By JOEDY McCREARY, Associated Press
WINSTON-SALEM, N.C. (AP) — Tajh Boyd kept throwing deep balls. Sammy Watkins kept catching them. A couple of school records later, and nobody's concerned about No. 14 Clemson's offense anymore.
Boyd threw for a school-record 428 yards with five touchdown passes and Watkins added a school-record 202 yards receiving in the Tigers' 42-13 rout of Wake Forest on Thursday night.
Boyd was 27 of 38 and connected with Watkins for three plays of 50 or more yards, including a 61-yarder for a score.
"Tajh was just lights out," coach Dabo Swinney said. "And now maybe everybody will quit asking me about Sammy Watkins."
Watkins, who missed three games because of suspension and illness, had eight receptions. Boyd added touchdown throws of 9 yards to Brandon Ford, 12 yards each to Sam Cooper and DeAndre Hopkins and 2 yards to Charone Peake.
The Tigers (7-1, 4-1 Atlantic Coast Conference) scored the first 35 points, including a four-touchdown second quarter, in their fourth consecutive victory and fourth straight in the series with the Demon Deacons (4-4, 2-4).
Five days after Virginia Tech held Clemson to season lows in every significant offensive statistic except the final score, the Tigers rolled up 534 total yards and essentially ended this one at halftime.
"We expect to execute in a manner that we score every time we get the ball," Boyd said. "So when you don't do it, sometimes it's kind of frustrating. Sometimes it's kind of disappointing.

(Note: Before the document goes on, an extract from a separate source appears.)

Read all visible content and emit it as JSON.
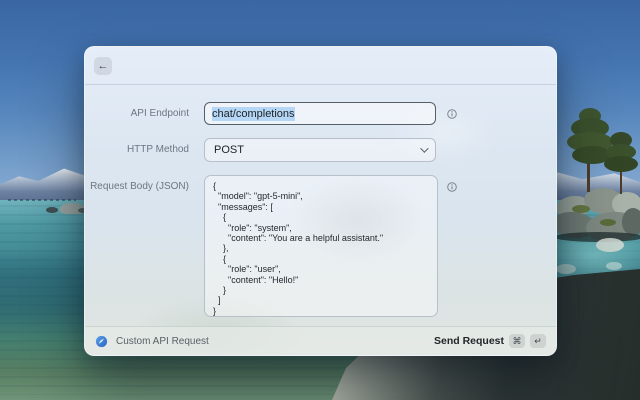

But all you can do is just keep working, keep pushing."
Boyd broke Charlie Whitehurst's 10-year-old record of 420 yards passing after Watkins took care of the school's receiving mark of 197 yards set last month by Hopkins against Boston College.

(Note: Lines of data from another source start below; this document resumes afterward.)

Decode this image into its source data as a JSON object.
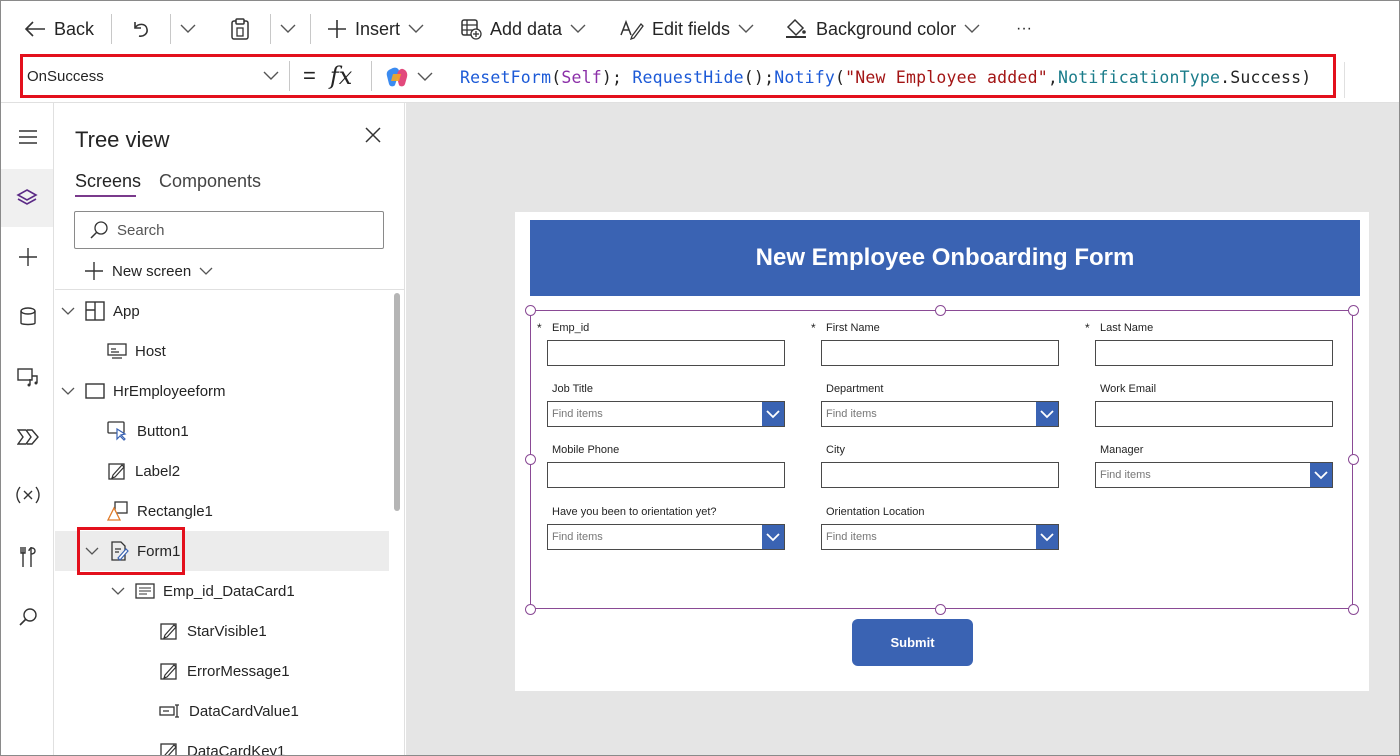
{
  "toolbar": {
    "back_label": "Back",
    "insert_label": "Insert",
    "add_data_label": "Add data",
    "edit_fields_label": "Edit fields",
    "background_color_label": "Background color",
    "more_label": "···"
  },
  "formula_bar": {
    "property": "OnSuccess",
    "equals": "=",
    "fx": "fx",
    "tokens": [
      {
        "text": "ResetForm",
        "kind": "fn"
      },
      {
        "text": "(",
        "kind": "plain"
      },
      {
        "text": "Self",
        "kind": "arg"
      },
      {
        "text": "); ",
        "kind": "plain"
      },
      {
        "text": "RequestHide",
        "kind": "fn"
      },
      {
        "text": "();",
        "kind": "plain"
      },
      {
        "text": "Notify",
        "kind": "fn"
      },
      {
        "text": "(",
        "kind": "plain"
      },
      {
        "text": "\"New Employee added\"",
        "kind": "str"
      },
      {
        "text": ",",
        "kind": "plain"
      },
      {
        "text": "NotificationType",
        "kind": "enum"
      },
      {
        "text": ".Success)",
        "kind": "plain"
      }
    ]
  },
  "tree_view": {
    "title": "Tree view",
    "tabs": {
      "screens": "Screens",
      "components": "Components"
    },
    "search_placeholder": "Search",
    "new_screen_label": "New screen",
    "nodes": {
      "app": "App",
      "host": "Host",
      "screen": "HrEmployeeform",
      "button1": "Button1",
      "label2": "Label2",
      "rectangle1": "Rectangle1",
      "form1": "Form1",
      "datacard": "Emp_id_DataCard1",
      "starvisible": "StarVisible1",
      "errormessage": "ErrorMessage1",
      "datacardvalue": "DataCardValue1",
      "datacardkey": "DataCardKey1"
    }
  },
  "form": {
    "title": "New Employee Onboarding Form",
    "required_mark": "*",
    "dropdown_placeholder": "Find items",
    "fields": {
      "emp_id": "Emp_id",
      "first_name": "First Name",
      "last_name": "Last Name",
      "job_title": "Job Title",
      "department": "Department",
      "work_email": "Work Email",
      "mobile_phone": "Mobile Phone",
      "city": "City",
      "manager": "Manager",
      "orientation": "Have you been to orientation yet?",
      "orientation_location": "Orientation Location"
    },
    "submit_label": "Submit"
  },
  "colors": {
    "accent": "#3a63b3",
    "highlight": "#e3101c",
    "selection": "#8a4a95"
  }
}
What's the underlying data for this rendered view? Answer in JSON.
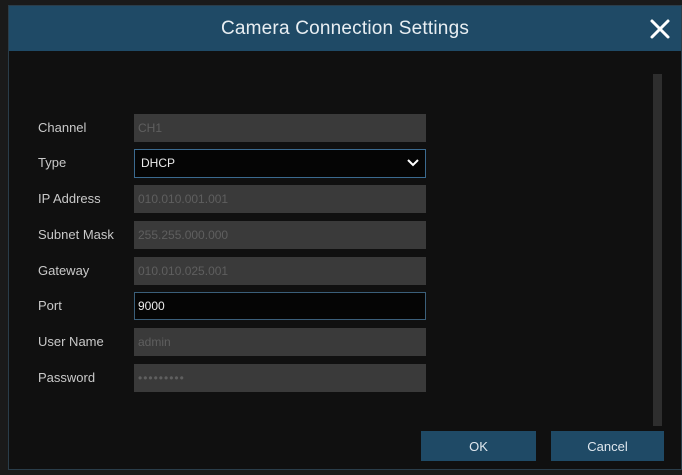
{
  "dialog": {
    "title": "Camera Connection Settings",
    "close_icon": "close-icon"
  },
  "form": {
    "channel": {
      "label": "Channel",
      "value": "CH1"
    },
    "type": {
      "label": "Type",
      "value": "DHCP",
      "icon": "chevron-down-icon"
    },
    "ip_address": {
      "label": "IP Address",
      "value": "010.010.001.001"
    },
    "subnet_mask": {
      "label": "Subnet Mask",
      "value": "255.255.000.000"
    },
    "gateway": {
      "label": "Gateway",
      "value": "010.010.025.001"
    },
    "port": {
      "label": "Port",
      "value": "9000"
    },
    "user_name": {
      "label": "User Name",
      "value": "admin"
    },
    "password": {
      "label": "Password",
      "value": "•••••••••"
    }
  },
  "buttons": {
    "ok_label": "OK",
    "cancel_label": "Cancel"
  },
  "colors": {
    "title_bar": "#1f4a66",
    "button": "#1f4a66",
    "active_field_border": "#3b6a8f",
    "disabled_field": "#3a3a3a"
  }
}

"We knew that was coming," offensive coordinator Chad Morris said of Watkins. "You see that spark, and it just gives everybody that much energy. ... Getting him going at the right time — this team's going to need him the most at this point in time in the season."
Morris said the coaches left Boyd in well into the fourth quarter because they wanted him to reach 400 yards passing for the first time — and wound up with the record when he hit Martavis Bryant for 37 yards.
Tanner Price was 27 of 44 for 232 yards for Wake Forest. He threw touchdown passes covering 8 and 18 yards to Tommy Bohanon.
The Demon Deacons had minus-23 yards rushing in the first half. They've played two Top 25 teams and have been outscored 94-13 while allowing 1,146 total yards.
"I don't know that we didn't respect" Clemson's speed, Wake Forest coach Jim Grobe said. "I think we didn't realize how fast those guys were."
D.J. Howard added a late 1-yard touchdown run for Clemson, which was legitimately concerned after its lackluster 38-17 victory over the Hokies. In that game, the Tigers managed just 160 yards passing, 135 yards rushing and 295 total yards — a performance that left Morris vowing it wouldn't happen again.
It certainly didn't — at least, not during an overwhelming first half.
The defending ACC champions eclipsed last week's yardage total by halftime, gaining 343 yards before the break.
Watkins, who sat out for the Tigers' first three plays because he was three minutes late for a team meeting, got the offense rolling on its third possession. He slipped behind the Wake Forest secondary and Boyd found him down the left sideline for the 57-yard pass that set up his touchdown pass to Ford.
Watkins then made it 14-0 on the first play of the second quarter when he took a throw from Boyd near the sideline, shook off two tacklers and outran two more on his way to his first touchdown reception of the season.
"You give up a big play or two, that kind of gets everybody a little bit spooky back there and then you give up a couple more by not playing real aggressively," Grobe said.
Boyd, who also threw for five TDs last year in a home win against North Carolina, then hit Cooper with a scoring pass 6 minutes later, and by then, the Tigers were well on their way to their sixth win in seven meetings with Wake Forest.
Copyright 2012 The Associated Press. All rights reserved. This material may not be published, broadcast, rewritten or redistributed.